The Senate on Wednesday voted down a Democratic proposal to temporarily restore interest rates on federally subsidized student loans that doubled last week, as Republicans and some Democrats pressed for a long-term solution.
A procedural vote on a proposal pushed by Senate Majority Leader Harry Reid, D-Nev., to freeze the interest rate on new federally subsidized Stafford loans for one year at 3.4 percent failed 51-49, falling short of the necessary 60 votes.
No Republicans supported the plan, while Sen. Joe Manchin, D-W.Va., and Maine independent Sen. Angus King, who caucuses with Democrats, opposed it. Reid switched his yes vote to no on a procedural tactic that allows him to reintroduce the bill later.
The interest rate jumped to 6.8 percent on July 1 from 3.4 percent after Congress failed to agree on a plan to keep the rates from rising.
The rate increase didn’t immediately affect most college students, as loans documents typically are signed in the days and weeks before fall semester. And the increase doesn't apply to existing loans.
But unless Congress acts soon, the increase could mean an extra $2,600 for an average student returning to campus this fall, according to Congress’ Joint Economic Committee.
While Congress had been eager to avoid the interest rate from doubling, the parties couldn’t agree on an approach. Senate Republicans pressed Democrats to accept a House-passed bill that ties interest rates to the financial markets, a plan similar to a proposal from President Obama.
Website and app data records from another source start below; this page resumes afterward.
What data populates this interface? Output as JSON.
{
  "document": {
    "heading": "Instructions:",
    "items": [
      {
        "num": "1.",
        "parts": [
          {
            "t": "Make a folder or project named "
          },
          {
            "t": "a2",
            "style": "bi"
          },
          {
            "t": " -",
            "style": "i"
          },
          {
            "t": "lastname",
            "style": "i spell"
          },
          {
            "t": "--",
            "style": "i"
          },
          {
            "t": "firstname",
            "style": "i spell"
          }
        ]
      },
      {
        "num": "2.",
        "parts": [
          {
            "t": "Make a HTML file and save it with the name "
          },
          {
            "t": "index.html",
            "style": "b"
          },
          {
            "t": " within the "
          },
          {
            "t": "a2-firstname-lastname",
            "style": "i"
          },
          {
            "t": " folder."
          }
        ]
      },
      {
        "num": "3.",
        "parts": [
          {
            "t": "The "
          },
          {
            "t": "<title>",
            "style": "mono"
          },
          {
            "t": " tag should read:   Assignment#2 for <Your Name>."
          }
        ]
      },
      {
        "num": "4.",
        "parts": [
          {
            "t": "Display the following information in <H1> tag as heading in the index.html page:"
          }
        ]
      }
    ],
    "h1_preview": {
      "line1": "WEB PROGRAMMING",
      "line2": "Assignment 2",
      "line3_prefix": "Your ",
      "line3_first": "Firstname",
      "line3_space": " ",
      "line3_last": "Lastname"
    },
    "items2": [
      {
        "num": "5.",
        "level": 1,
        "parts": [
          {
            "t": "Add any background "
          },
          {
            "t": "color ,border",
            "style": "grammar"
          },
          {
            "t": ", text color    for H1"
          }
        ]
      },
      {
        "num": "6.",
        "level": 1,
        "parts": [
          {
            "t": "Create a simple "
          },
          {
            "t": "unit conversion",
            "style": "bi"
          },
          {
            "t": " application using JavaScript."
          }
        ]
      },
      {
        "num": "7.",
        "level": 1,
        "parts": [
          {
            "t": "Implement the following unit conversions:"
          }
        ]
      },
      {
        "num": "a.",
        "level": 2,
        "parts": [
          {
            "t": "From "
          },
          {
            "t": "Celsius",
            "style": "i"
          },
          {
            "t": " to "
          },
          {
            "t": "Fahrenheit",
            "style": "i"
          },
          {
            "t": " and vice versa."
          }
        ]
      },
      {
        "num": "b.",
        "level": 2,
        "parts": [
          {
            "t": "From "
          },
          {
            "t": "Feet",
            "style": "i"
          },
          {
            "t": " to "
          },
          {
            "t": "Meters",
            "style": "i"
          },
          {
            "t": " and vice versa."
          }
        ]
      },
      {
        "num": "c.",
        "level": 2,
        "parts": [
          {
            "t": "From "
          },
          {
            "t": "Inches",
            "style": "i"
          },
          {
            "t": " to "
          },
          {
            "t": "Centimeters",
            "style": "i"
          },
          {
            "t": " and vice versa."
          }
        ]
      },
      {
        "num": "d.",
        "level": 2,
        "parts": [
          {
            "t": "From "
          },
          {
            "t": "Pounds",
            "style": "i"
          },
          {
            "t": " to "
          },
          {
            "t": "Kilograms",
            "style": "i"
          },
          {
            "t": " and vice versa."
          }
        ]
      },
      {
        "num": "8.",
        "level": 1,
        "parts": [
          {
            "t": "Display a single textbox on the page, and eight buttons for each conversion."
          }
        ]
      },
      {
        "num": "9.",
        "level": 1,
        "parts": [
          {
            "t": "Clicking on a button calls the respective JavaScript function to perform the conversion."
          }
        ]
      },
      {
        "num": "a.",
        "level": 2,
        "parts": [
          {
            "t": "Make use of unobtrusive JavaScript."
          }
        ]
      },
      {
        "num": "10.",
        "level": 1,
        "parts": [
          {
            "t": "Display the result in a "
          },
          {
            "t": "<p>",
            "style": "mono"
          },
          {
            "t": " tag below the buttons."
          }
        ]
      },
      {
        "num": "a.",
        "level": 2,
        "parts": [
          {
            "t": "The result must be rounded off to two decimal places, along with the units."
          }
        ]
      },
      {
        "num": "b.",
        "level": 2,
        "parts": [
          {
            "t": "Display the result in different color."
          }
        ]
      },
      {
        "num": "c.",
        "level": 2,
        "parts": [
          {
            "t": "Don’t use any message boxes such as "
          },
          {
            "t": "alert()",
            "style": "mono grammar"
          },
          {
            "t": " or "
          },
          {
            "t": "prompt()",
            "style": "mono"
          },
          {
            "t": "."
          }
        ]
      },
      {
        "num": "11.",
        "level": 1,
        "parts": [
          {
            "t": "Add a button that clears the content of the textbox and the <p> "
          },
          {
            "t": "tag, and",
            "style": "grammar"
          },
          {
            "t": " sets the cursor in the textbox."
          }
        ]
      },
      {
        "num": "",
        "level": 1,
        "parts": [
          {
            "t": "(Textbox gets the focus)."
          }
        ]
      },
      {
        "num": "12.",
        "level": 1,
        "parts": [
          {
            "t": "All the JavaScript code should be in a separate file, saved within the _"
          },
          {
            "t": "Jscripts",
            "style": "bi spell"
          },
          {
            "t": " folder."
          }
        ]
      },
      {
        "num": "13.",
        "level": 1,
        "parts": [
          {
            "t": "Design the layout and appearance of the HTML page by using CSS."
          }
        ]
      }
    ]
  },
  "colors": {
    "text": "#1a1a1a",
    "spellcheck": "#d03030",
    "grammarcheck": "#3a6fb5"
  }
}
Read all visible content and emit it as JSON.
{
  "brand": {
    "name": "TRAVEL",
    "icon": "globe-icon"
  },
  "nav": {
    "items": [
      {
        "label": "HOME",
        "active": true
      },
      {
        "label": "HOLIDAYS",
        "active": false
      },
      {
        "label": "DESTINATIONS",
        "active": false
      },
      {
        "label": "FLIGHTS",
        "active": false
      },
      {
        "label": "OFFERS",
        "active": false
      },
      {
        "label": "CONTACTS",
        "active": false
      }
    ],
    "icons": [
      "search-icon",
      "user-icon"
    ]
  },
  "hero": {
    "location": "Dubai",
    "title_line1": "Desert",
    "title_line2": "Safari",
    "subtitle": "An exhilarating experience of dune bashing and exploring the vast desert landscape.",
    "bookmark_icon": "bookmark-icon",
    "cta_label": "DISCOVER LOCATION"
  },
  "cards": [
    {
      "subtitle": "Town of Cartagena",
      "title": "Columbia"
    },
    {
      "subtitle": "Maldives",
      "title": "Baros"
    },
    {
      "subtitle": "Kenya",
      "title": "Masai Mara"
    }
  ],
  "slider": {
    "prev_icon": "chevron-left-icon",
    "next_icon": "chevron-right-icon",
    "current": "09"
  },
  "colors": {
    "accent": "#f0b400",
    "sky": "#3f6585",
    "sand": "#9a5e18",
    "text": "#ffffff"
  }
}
But Manchin and King have bucked their leadership and joined several Republicans to press for a plan along the lines of the House GOP-Obama proposals, which offer a long-term fix that links interest rates to the 10-year Treasury note. The proposal would make loans available to all students, as opposed to the Reid plan, which offers loans only to those who demonstrate financial need.
Under the bipartisan plan, student loan interest rates for undergraduates, as of today, would be 3.66 percent.
Critics argue that because of Wall Street fluctuations, student loan interest rates could unexpectedly swing upward if tied to the financial markets. But backers of the bipartisan Senate plan say their proposal includes caps and other measures to keep rates stable.
"If Congress tries to set a rate, it will always be wrong,” King said. “And that's one of the reasons why I didn't support an extension, because we would've been extending a system that's forcing students to overpay.”
Now that Reid’s approach has failed, Manchin said he’s confident all sides will come together soon on a compromise.
"We want to help 100 percent of the students who are out there borrowing money,” Manchin said. “We think we're in a very productive mode, we think this will be done.”
King said it’s not farfetched to expect a deal worked out within the next day, though he cautioned against getting too optimistic.
“We're pretty close, but around here it ain't over til the votes,” he said.